The Centers For Disease Control (CDC) lead travel policy will require all international arrivals, including returning US citizens and visa holders to obtain a covid-19 test prior to departure from their international gateway, according to WSJ.
And yes, that includes travel from US vacation favorite, Mexico, which saw nearly 1 million Americans over the December holiday and New Years celebrations, despite mass warnings to postpone trips. Wait for it – in Cancun and Quintana Roo alone.
USA To Require Covid-19 Testing
According to officials briefed on the matter, The United States of America will require a covid-19 test for all international arrivals, even those from nearby Canada and Mexico, effective January 26th, 2021.
If you’ll be arriving or returning to the United States from this date forward, you’ll need a negative covid-19 test to board a flight.

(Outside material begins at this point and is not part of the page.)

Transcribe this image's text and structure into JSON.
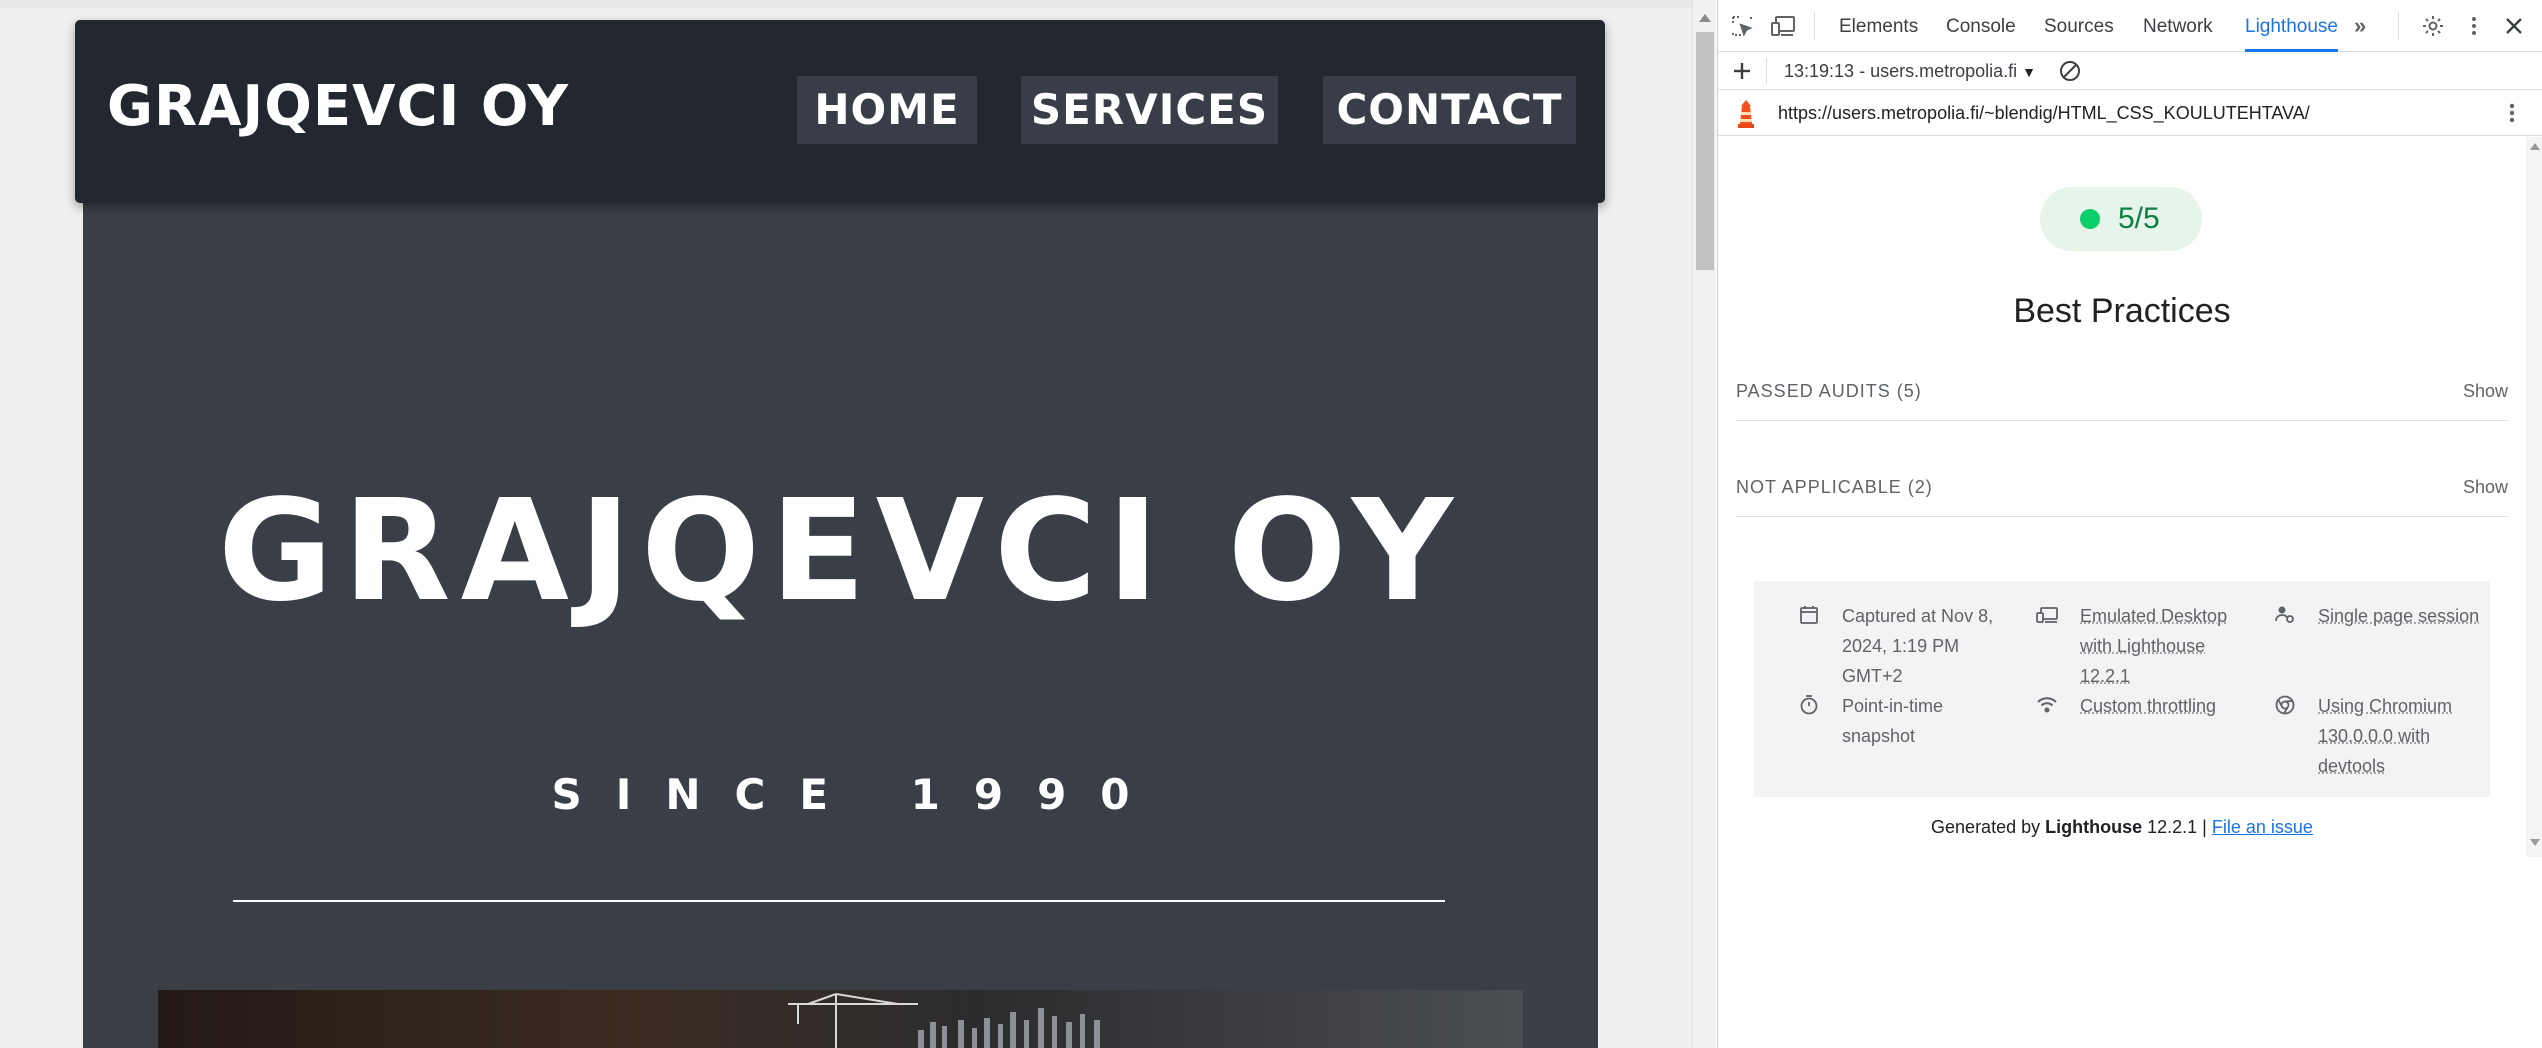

Without one, you’ll be denied check in. It’s expected that the cost of testing will remain with the passenger, though it’s unclear which types of test will be accepted.
Recent US requirements for UK travelers entering the country specify a NAAT/PCR test is necessary. These tests are typically more accurate, but also more expensive and time consuming to receive results.
Current travel bans still apply, but the news could be a strong sign that the United States is preparing to roll back the bans which are based on region or origin, in favor of the science based approach pre-flight testing brings. In other words, it could end the Europe ban overnight, though there’s been no specific indication.
The policy comes amid a presidential transition, where Joseph Biden will become the 46th President Of the United States. The United States remains among the countries with the highest covid-19 case rates, and leads the worlds in the horrific figure of total deaths due to the global pandemic.
Although travelers coming from abroad likely pose less statistical risk than those already in the country, given infection rates, a layer of testing for all travelers – even returning US citizens – helps to create a layer of control to the situation, mitigating some of the risks around new strain importation.
Higher Costs And More Hassle
Covid-19 testing abroad, particularly in remote locations isn’t always easy, and always comes at an additional expense, which authorities may hope will further discourage unnecessary travel for the immediate future.
Most destinations, including Hawaii, Bahamas, The Maldives and Brazil require a negative covid-19 test prior to travel which mean testing on both sides, at a cost of around $100 per person each way, or more.
Tourism dependent countries initiated pre-flight covid-19 testing in the spring of 2020 in an effort to reboot travel while minimizing safety risks and resources. Taking a pre-flight test is not a one stop solution, but provides a barrier which creates odds of circa 1:1,000 that a person can receive a negative covid-19 test, and still carry the virus into the country, according to real world studies.
Despite the relative success of such programs, the United Kingdom, and now the USA only just announced similar science based moves. The UK policy goes into effect on Wednesday, January 13th, 2021, and the US will follow just over 10 days later. We’ll update this news story as full announcements are released from the CDC.
Finding travel restrictions confusing? Read up on the latest travel entry restrictions with our ‘can I travel there?’ resource.